International Space Station

The International Space Station appears as a streak of light when photographed at a long exposure feed. This photo, taken by Michael Johnson, was shot on a 15-second exposure, f5.6 at 100 ISO. The inset photo is the ISS, courtesy of NASA.

JASPER COUNTY — Did you see it in the sky last night?

The International Space Station (ISS) flies overhead fairly regularly, but for space enthusiasts, the sight of watching it streak overhead against the backdrop of a darkened sky never gets old.

Tuesday evening was one of those nights as it was visible to the naked eye at about 7 p.m. EST. It appeared in the northwestern sky, traveling at about 17,500 mph, in a straight line overhead before disappearing in the southeast. It remained visible for about six minutes, according to www.nasa.gov.

It was the brightest — and easily the fastest — object in the sky at the time, resembling a passenger jet without the flickering lights. According to the NASA website, the sightings occur within a few hours before or after sunrise or sunset.
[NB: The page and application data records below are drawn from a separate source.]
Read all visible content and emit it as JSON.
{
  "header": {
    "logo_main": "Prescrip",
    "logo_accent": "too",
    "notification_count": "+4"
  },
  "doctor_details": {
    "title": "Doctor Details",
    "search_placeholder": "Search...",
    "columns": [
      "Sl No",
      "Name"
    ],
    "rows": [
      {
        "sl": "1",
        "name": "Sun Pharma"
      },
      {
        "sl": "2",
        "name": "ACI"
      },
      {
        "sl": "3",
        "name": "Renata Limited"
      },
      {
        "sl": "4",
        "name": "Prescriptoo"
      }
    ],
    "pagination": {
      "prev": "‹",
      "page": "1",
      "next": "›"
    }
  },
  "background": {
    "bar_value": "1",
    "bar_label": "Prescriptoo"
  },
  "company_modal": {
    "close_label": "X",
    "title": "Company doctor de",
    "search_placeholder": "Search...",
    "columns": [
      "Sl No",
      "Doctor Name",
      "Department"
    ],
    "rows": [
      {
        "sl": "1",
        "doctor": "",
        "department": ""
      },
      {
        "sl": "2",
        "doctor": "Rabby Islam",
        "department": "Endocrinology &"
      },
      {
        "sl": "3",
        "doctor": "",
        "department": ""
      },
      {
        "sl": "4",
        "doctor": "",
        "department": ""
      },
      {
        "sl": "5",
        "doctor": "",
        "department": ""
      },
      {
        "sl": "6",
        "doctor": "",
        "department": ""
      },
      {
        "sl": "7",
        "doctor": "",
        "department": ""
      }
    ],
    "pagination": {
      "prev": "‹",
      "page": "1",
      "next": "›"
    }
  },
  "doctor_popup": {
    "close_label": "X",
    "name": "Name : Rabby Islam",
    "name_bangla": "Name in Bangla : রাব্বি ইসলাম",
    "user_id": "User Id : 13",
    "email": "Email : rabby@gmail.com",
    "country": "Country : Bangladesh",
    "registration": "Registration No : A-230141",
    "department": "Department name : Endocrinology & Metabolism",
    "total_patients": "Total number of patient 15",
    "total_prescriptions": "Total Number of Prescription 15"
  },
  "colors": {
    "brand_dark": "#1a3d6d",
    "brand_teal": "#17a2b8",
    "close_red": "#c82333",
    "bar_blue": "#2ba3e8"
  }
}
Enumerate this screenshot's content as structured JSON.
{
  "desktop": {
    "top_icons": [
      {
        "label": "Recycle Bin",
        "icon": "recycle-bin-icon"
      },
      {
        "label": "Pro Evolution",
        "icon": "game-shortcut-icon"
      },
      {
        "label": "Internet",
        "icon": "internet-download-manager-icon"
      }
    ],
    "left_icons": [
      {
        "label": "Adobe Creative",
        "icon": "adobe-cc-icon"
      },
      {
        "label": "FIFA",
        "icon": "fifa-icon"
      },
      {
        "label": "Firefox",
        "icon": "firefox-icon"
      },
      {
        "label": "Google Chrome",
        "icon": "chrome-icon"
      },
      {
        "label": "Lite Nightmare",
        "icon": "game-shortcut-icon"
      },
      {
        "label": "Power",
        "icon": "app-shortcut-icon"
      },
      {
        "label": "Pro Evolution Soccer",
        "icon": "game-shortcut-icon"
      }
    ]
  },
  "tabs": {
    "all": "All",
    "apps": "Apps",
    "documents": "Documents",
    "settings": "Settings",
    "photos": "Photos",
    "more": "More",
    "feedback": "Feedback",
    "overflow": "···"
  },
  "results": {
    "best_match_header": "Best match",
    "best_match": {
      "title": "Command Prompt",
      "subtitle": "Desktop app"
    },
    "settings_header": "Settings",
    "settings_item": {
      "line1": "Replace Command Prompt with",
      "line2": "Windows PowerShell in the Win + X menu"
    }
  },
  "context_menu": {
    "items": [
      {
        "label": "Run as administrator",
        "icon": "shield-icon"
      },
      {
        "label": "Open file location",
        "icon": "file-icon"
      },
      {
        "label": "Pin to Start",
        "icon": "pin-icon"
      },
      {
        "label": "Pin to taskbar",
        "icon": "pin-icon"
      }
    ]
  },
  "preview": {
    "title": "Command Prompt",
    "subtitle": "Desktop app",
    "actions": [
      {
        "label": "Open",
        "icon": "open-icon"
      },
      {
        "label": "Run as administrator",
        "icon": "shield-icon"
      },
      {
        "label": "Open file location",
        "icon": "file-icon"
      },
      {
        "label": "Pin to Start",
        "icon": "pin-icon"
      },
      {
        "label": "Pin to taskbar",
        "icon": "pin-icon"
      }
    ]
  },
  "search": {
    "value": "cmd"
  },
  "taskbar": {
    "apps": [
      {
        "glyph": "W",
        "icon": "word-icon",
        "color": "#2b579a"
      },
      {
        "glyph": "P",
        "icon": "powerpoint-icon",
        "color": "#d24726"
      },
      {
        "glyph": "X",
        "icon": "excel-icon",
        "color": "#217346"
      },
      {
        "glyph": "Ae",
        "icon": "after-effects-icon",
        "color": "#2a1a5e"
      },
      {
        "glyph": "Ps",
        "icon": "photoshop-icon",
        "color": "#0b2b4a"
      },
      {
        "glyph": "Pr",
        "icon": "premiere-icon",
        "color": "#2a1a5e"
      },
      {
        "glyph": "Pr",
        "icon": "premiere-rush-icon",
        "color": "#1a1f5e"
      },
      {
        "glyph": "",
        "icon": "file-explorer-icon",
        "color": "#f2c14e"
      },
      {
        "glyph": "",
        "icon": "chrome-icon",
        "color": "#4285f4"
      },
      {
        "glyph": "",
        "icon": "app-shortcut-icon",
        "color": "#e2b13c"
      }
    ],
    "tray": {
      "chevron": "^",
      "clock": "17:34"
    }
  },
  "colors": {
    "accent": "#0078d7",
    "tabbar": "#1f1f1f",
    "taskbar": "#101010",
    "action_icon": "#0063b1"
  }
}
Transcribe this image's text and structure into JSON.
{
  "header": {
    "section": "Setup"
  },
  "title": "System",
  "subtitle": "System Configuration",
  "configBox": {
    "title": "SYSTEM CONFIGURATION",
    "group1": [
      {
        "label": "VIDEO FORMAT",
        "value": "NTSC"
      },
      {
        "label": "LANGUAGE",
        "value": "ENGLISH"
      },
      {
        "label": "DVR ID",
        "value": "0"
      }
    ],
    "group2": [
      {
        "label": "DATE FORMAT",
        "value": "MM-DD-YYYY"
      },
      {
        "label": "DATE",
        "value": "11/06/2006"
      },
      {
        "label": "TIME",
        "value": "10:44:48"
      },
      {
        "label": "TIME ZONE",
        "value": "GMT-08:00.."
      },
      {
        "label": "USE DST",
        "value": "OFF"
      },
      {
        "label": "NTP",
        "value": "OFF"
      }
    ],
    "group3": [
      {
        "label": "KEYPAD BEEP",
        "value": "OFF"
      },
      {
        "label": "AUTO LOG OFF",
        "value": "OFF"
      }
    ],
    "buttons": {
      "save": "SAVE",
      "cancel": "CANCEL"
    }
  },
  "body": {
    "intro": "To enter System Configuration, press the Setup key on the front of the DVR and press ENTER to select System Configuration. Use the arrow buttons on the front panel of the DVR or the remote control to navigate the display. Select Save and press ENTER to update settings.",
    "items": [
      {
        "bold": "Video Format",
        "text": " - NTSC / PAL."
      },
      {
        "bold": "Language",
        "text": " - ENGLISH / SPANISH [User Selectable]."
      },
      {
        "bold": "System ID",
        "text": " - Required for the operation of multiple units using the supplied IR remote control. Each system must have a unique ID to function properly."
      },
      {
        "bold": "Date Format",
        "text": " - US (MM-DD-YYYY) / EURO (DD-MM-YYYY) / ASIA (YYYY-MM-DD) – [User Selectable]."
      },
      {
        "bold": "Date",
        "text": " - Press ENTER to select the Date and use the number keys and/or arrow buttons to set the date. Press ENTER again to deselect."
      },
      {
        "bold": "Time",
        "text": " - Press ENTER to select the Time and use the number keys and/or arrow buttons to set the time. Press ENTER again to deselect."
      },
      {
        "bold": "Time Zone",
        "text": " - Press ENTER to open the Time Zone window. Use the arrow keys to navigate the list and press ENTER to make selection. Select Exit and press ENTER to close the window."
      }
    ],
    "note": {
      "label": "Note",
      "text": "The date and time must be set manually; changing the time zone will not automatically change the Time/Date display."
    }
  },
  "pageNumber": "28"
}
The space station is visible because of the sun’s reflection off the ISS solar arrays that surround it.

If you missed out Tuesday night, there will be more opportunities, including Oct. 9 at 7:47 pm EST for about three minutes, and again Oct. 10 and Oct. 12 at around 7 p.m. EST for two to three minutes each day.

To see other dates, times and locations the ISS is expected to fly overhead, visit https://spotthestation.nasa.gov.